▸ Material provided
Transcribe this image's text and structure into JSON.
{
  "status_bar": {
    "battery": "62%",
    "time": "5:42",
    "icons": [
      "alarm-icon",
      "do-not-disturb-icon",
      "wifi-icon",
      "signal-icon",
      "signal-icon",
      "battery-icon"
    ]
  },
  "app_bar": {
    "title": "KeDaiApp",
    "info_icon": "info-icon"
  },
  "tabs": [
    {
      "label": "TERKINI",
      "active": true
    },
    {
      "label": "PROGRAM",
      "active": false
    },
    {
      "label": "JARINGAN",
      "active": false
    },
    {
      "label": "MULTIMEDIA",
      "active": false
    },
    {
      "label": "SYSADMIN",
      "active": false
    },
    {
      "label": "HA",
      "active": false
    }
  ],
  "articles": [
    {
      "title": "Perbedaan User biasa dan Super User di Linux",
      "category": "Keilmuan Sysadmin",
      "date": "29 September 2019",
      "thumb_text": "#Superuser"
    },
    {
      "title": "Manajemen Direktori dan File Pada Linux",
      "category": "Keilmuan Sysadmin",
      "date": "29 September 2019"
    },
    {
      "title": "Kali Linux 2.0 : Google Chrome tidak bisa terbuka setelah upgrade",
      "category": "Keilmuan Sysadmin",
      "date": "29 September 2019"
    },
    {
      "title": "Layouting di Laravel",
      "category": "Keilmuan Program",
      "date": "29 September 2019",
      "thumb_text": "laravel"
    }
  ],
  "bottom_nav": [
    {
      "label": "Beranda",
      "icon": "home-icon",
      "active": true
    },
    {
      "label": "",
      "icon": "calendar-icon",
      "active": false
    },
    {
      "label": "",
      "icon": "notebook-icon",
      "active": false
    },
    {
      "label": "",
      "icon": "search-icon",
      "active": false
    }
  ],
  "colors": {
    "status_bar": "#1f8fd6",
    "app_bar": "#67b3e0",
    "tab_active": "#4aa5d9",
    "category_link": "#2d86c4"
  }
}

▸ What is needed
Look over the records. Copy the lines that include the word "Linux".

▸ Response to this task
      "title": "Perbedaan User biasa dan Super User di Linux",
      "title": "Manajemen Direktori dan File Pada Linux",
      "title": "Kali Linux 2.0 : Google Chrome tidak bisa terbuka setelah upgrade",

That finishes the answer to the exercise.